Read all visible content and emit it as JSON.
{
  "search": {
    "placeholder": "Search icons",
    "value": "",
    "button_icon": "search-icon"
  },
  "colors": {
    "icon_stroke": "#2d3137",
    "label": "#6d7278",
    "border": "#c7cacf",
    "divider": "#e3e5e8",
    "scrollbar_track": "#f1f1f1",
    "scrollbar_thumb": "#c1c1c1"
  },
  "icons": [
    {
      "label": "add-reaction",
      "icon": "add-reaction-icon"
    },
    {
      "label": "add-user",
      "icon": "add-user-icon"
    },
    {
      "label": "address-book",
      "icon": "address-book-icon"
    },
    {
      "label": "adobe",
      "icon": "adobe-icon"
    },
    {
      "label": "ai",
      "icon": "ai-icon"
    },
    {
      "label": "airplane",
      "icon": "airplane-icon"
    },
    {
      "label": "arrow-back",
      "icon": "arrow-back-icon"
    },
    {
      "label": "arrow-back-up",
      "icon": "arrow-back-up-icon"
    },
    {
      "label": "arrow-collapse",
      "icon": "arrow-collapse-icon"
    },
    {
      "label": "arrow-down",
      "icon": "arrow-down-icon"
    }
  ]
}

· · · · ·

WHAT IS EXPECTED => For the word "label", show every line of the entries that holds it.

EXERCISE SOLUTION =>
    "label": "#6d7278",
      "label": "add-reaction",
      "label": "add-user",
      "label": "address-book",
      "label": "adobe",
      "label": "ai",
      "label": "airplane",
      "label": "arrow-back",
      "label": "arrow-back-up",
      "label": "arrow-collapse",
      "label": "arrow-down",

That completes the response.